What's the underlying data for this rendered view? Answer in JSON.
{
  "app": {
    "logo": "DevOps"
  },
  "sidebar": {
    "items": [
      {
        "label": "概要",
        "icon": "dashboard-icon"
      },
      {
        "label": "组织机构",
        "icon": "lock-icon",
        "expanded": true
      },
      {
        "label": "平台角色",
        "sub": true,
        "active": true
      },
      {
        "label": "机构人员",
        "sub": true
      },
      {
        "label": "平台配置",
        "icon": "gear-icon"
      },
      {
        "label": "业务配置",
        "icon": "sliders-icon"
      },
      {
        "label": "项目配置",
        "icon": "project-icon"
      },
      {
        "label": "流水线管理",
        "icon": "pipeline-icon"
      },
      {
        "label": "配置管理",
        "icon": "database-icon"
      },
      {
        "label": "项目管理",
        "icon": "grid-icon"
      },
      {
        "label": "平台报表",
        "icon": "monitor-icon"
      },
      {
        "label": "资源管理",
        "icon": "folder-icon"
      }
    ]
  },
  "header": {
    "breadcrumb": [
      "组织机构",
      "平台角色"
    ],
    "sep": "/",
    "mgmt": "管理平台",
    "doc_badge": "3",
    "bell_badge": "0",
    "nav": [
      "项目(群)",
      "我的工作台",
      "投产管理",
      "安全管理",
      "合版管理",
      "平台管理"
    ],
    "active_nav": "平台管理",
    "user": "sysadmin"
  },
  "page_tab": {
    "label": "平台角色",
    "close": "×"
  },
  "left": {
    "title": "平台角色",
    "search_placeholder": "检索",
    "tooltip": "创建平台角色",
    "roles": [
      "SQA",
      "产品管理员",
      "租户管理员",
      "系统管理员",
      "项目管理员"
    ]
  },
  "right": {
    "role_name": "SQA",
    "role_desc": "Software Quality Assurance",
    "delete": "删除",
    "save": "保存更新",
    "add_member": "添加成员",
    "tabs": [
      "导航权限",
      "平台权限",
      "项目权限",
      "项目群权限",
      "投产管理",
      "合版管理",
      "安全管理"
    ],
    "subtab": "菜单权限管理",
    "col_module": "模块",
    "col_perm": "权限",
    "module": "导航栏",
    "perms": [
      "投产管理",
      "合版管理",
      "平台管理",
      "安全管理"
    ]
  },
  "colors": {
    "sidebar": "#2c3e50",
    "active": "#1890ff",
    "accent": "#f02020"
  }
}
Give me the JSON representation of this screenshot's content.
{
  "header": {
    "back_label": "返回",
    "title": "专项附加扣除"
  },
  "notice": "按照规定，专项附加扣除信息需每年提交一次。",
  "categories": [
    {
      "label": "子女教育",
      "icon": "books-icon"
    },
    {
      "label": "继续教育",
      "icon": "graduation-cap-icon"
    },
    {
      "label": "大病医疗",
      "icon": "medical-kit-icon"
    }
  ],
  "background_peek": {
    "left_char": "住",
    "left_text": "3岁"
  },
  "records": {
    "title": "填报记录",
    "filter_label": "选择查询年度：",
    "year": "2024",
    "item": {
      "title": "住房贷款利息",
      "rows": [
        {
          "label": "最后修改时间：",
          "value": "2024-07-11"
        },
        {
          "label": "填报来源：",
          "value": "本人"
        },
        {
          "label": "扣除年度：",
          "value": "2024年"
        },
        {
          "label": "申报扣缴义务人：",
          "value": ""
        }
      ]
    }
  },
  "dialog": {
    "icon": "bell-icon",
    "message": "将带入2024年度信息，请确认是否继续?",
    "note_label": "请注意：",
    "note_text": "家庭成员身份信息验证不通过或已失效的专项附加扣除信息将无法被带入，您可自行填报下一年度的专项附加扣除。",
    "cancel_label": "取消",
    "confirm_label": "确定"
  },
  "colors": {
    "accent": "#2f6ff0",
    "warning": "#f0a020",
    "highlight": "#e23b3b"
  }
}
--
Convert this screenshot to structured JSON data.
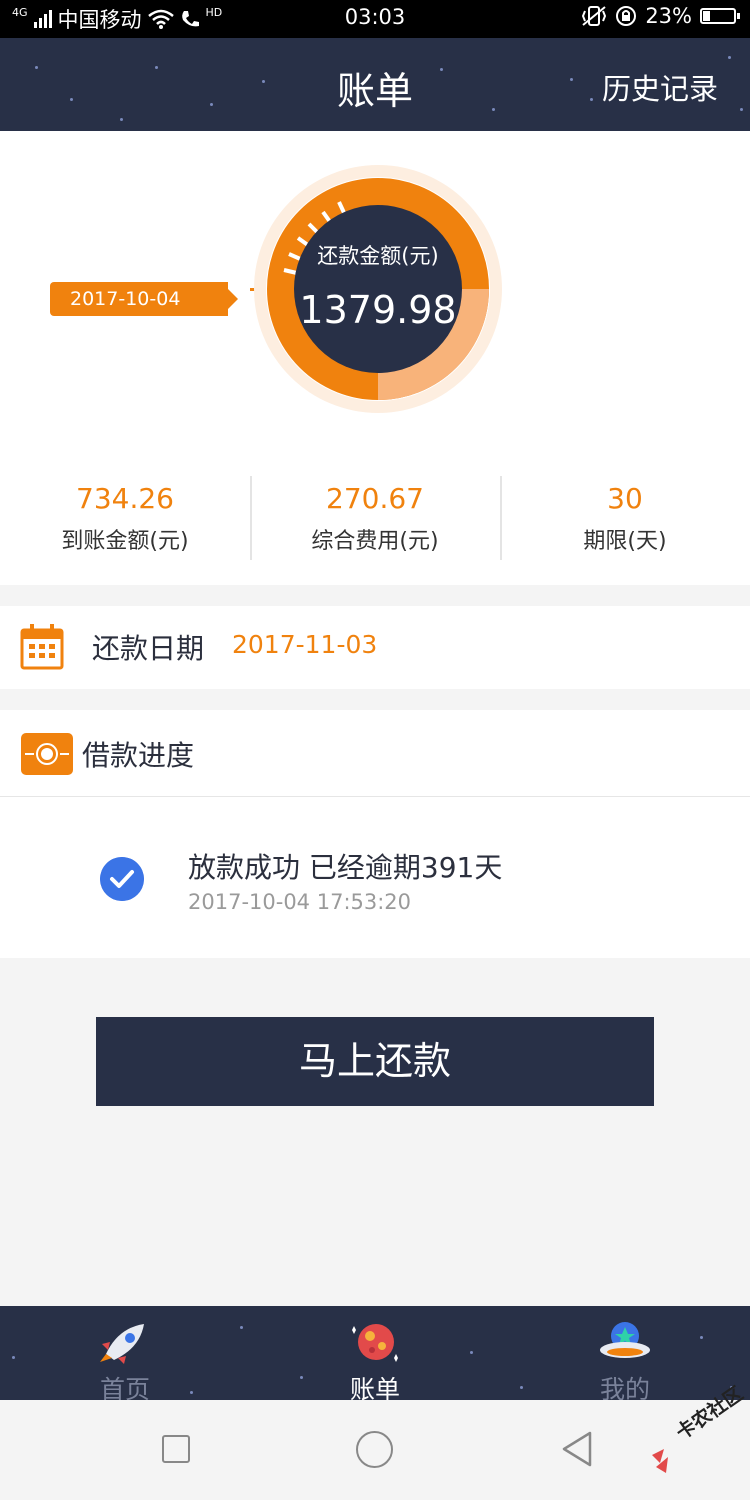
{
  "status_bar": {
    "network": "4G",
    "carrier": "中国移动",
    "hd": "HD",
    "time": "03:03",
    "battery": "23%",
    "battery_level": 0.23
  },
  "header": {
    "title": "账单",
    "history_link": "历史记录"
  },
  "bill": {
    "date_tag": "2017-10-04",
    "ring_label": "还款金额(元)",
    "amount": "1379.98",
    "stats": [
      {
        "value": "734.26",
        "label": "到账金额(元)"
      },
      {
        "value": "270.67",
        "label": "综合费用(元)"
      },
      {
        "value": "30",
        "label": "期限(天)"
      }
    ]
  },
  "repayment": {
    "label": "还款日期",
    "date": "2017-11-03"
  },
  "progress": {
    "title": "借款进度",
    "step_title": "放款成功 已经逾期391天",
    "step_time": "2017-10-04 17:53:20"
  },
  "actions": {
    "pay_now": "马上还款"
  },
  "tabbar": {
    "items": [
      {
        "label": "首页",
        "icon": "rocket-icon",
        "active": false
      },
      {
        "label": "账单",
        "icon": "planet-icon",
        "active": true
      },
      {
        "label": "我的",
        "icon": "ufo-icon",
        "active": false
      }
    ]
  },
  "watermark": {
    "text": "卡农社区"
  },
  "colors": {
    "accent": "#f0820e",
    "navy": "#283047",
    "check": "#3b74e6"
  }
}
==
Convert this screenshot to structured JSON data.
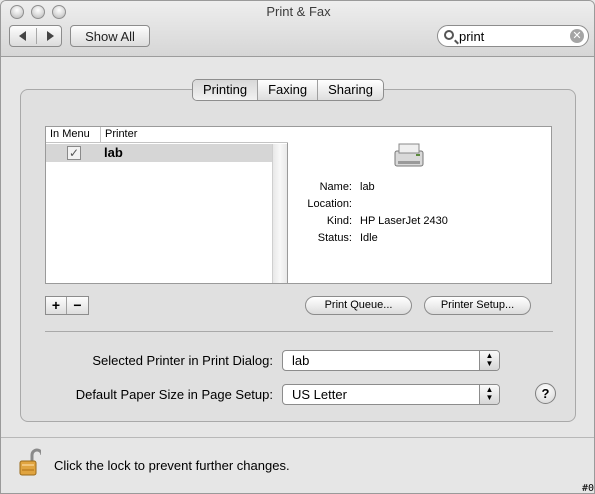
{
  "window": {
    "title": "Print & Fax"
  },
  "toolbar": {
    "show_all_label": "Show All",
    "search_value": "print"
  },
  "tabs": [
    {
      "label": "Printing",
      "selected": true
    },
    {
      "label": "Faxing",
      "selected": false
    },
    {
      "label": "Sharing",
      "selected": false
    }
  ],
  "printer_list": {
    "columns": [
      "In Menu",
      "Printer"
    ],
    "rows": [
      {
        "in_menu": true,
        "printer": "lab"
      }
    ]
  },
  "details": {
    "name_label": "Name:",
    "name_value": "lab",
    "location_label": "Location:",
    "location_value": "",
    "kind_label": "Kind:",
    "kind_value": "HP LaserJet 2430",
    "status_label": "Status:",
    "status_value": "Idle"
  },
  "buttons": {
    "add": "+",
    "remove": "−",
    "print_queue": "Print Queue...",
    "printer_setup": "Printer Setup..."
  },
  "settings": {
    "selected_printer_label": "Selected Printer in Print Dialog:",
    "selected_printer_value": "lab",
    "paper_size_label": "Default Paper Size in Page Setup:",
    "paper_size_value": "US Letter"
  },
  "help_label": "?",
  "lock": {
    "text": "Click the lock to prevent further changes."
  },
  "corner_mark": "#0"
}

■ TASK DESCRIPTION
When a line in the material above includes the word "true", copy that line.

■ FINISHED EXERCISE
        "expanded": true
        "sub": true,
        "active": true
        "sub": true
        "active": true
      "selected": true
        "in_menu": true,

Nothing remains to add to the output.